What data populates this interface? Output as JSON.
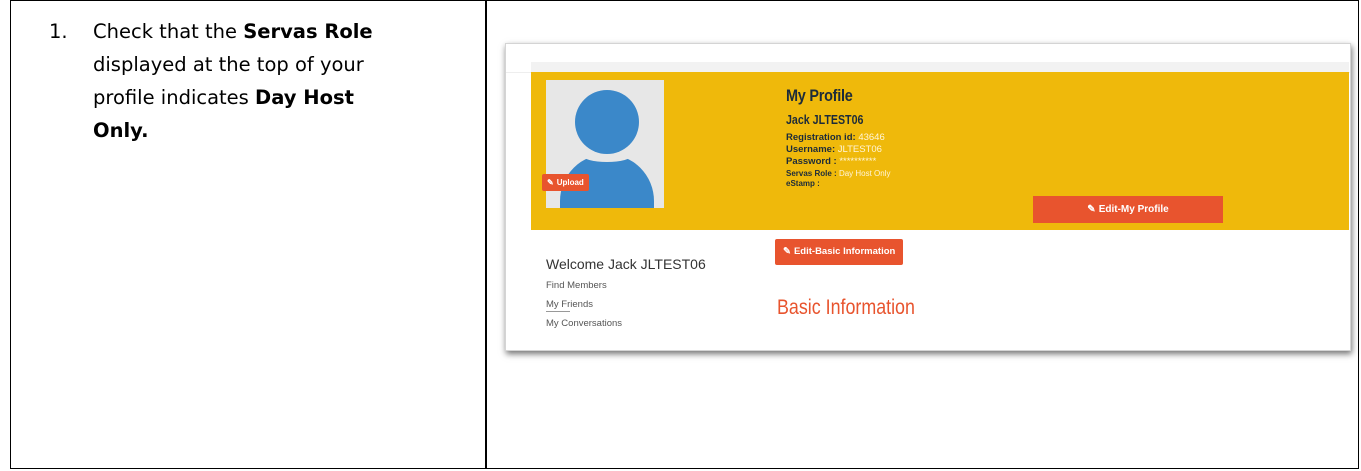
{
  "instruction": {
    "number": "1.",
    "line1_pre": "Check that the ",
    "line1_bold": "Servas Role",
    "line2": "displayed at the top of your",
    "line3_pre": "profile indicates ",
    "line3_bold": "Day Host",
    "line4_bold": "Only."
  },
  "profile": {
    "title": "My Profile",
    "name": "Jack JLTEST06",
    "registration_label": "Registration id:",
    "registration_value": "43646",
    "username_label": "Username:",
    "username_value": "JLTEST06",
    "password_label": "Password :",
    "password_value": "**********",
    "role_label": "Servas Role :",
    "role_value": "Day Host Only",
    "estamp_label": "eStamp :",
    "upload_label": "Upload",
    "edit_profile_label": "Edit-My Profile"
  },
  "sidebar": {
    "welcome": "Welcome Jack JLTEST06",
    "links": [
      "Find Members",
      "My Friends",
      "My Conversations"
    ]
  },
  "main": {
    "edit_basic_label": "Edit-Basic Information",
    "section_title": "Basic Information"
  },
  "colors": {
    "banner": "#efb90b",
    "accent": "#e8542e",
    "avatar": "#3b88c9"
  }
}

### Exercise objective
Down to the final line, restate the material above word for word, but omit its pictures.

### Exercise response
What data populates this interface? Output as JSON.
{
  "instruction": {
    "number": "1.",
    "line1_pre": "Check that the ",
    "line1_bold": "Servas Role",
    "line2": "displayed at the top of your",
    "line3_pre": "profile indicates ",
    "line3_bold": "Day Host",
    "line4_bold": "Only."
  },
  "profile": {
    "title": "My Profile",
    "name": "Jack JLTEST06",
    "registration_label": "Registration id:",
    "registration_value": "43646",
    "username_label": "Username:",
    "username_value": "JLTEST06",
    "password_label": "Password :",
    "password_value": "**********",
    "role_label": "Servas Role :",
    "role_value": "Day Host Only",
    "estamp_label": "eStamp :",
    "upload_label": "Upload",
    "edit_profile_label": "Edit-My Profile"
  },
  "sidebar": {
    "welcome": "Welcome Jack JLTEST06",
    "links": [
      "Find Members",
      "My Friends",
      "My Conversations"
    ]
  },
  "main": {
    "edit_basic_label": "Edit-Basic Information",
    "section_title": "Basic Information"
  },
  "colors": {
    "banner": "#efb90b",
    "accent": "#e8542e",
    "avatar": "#3b88c9"
  }
}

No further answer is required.